Oasis Songs: Musings from Rav D
August 5, 2016 / 1 Av, 5776
Hardships often create new opportunities. Over the past week, I relearned that.
Sephardic Adventure Camp (SAC), which was founded in the 1940’s, is one of the oldest Jewish camps in the Northwest. It was created by members of two Seattle congregations to preserve the unique culture of Sephardic Jews while offering their children a rich camp experience. Anyone who has attended a Jewish summer camp knows the power it has to build a life-long Jewish identity and happy memories.
All of that was threatened when a forest fire came within a quarter mile of the location where Sephardic Adventure Camp (SAC) was set to hold its summer session. On August 1st, just one day before campers were set to arrive, staff was evacuated. It didn’t look like there would be camp this year for 86 boys and girls. An act of real leadership changed all that.
Sam Perlin is the director of Camp Solomon Schechter (CSS). When he learned what had happened, he reached out to see how CSS might be able to help. Informed by a commitment to Jewish values, such as welcoming the stranger and providing hospitality, Sam acted. In very short order, it was decided that this summer, SAC would relocate to CSS.
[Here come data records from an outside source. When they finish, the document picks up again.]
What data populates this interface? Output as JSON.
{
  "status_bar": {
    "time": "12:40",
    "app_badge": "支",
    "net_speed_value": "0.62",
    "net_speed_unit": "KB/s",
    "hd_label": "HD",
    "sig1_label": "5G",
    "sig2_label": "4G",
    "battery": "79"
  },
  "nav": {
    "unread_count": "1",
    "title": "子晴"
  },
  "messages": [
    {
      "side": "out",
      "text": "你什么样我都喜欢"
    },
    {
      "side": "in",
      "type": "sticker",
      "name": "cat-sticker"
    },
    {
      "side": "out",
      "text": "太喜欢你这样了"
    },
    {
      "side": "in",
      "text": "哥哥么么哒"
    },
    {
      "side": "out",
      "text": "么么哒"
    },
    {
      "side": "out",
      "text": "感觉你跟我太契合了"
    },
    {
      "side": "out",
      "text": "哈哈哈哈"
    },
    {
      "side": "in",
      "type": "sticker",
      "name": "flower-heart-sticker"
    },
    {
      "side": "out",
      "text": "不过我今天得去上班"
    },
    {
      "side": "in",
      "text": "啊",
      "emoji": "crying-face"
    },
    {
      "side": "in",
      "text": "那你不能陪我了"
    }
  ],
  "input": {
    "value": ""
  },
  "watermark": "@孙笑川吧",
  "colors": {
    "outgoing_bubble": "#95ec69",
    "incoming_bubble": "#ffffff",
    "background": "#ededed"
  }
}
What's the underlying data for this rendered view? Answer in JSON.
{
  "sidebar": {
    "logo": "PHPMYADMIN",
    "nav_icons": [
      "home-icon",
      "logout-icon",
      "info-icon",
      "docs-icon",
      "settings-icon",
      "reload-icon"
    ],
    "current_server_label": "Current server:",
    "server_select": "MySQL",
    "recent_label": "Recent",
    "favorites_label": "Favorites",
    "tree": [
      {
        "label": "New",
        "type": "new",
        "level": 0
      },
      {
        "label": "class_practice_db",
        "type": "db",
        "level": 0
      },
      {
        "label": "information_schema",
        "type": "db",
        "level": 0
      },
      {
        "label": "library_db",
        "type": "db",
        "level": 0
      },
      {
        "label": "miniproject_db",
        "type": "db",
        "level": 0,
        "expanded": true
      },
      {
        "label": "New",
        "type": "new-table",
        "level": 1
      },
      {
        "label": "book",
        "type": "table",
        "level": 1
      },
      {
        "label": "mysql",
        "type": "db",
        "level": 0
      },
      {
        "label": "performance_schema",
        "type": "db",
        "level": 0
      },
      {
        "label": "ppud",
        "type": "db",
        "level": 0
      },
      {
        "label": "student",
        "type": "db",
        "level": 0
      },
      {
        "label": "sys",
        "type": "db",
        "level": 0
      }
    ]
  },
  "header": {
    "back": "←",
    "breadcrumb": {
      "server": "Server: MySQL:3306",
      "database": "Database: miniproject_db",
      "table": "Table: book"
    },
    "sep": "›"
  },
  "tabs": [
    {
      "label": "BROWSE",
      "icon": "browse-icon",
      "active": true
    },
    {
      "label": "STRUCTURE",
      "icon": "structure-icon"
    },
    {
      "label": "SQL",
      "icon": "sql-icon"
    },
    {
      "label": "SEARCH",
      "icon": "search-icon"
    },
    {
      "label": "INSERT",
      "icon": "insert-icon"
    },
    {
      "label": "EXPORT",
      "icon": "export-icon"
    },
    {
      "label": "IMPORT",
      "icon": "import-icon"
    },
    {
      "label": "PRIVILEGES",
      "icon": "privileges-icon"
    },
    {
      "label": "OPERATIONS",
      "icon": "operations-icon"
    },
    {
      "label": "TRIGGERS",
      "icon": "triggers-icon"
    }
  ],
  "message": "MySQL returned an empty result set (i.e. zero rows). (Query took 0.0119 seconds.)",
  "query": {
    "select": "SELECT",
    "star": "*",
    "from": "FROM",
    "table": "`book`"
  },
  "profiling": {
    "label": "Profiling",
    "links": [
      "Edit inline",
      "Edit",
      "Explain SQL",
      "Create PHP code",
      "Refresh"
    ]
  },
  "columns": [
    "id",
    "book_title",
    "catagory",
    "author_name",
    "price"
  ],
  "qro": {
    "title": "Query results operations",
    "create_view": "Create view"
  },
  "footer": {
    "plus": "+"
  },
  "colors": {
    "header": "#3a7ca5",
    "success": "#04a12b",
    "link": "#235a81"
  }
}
CSS staff met and rapidly mapped out a plan that would ensure that Schechter kids would have the same wonderful time and program they were promised, while also guaranteeing that the halakhic (Jewish customs and law) differences of each camp community would be preserved with integrity.
Having the opportunity to watch this up close was a privilege. Apart from the logistical complexity of accommodating an addition 120 people (campers and staff) and a second program with no lead time, Sam was concerned about how CSS campers would react to the news. After morning tefillah (prayer services) on Thursday morning, Sam began to make his case to the kids, checking his carefully scripted notes. His task was to state our commitment to helping and to living out our values and to get the kids on board with this sudden change. But as he began to do so, his voice was suddenly drowned out by the unexpected.
You see, as soon as he mentioned the fire and that this year SAC and CSS would hold camp together, a spontaneous and universal cheer went out from all Schechter campers. Fists were pumped in the air and a wave of joy spread through the amphitheater. Our kids were game. They instinctively knew this was the right thing to do and were thrilled that their camp was walking its talk.
After the peal of excitement petered out, questions were asked and answers provided. Yes, camp would go on as planned. Yes, our CSS boys and girls could still dance together. No, SAC would make their own food that met their slightly different standards of kashrut. Yes, not only would you be allowed to talk to the other campers, but also we hope that you will form strong new friendships.
Across the world, a very different story of living together was playing out. Ten hours ahead of us at the Kotel, the Western Wall in Jerusalem, Women of the Wall held their monthly Rosh Hodesh services this morning to welcome in the new month of Av. Taunts and worse were screamed at the women, who were told, “you need to be exterminated like cockroaches.” Ultra-Orthodox women “hit, punched and kicked members of Women of the Wall” while the police looked on passively.
The irony could not be more heightened. After all, the month of Av marks the destruction of our holy Temple on account of “sinat hinam,” rampant hatred. Standing at the very remains of that Temple, we still have not learned our lesson. There’s a part of us that wants to brush off these despicable acts as somehow foreign to us or shrug them off as just another example of Middle Eastern intransigence or of the dangers of religious fundamentalism. Yet a recent New York Times exposé of bad behavior at Trump rallies forces us to acknowledge that the problem is all of ours.
Difference can be frightening. Change can be upsetting. Negotiation across the divide can be painful. Simultaneously, all of these sorts of hardships create possibility. You have to be endowed with a certain moral vision to see the opportunity. You have to possess a certain moral character to act on that vision. I ache for the moral failings of my nation and for my homeland.
Today, though, that pain is not at the center of my vision. A bunch of campers and their director are–and I am grateful.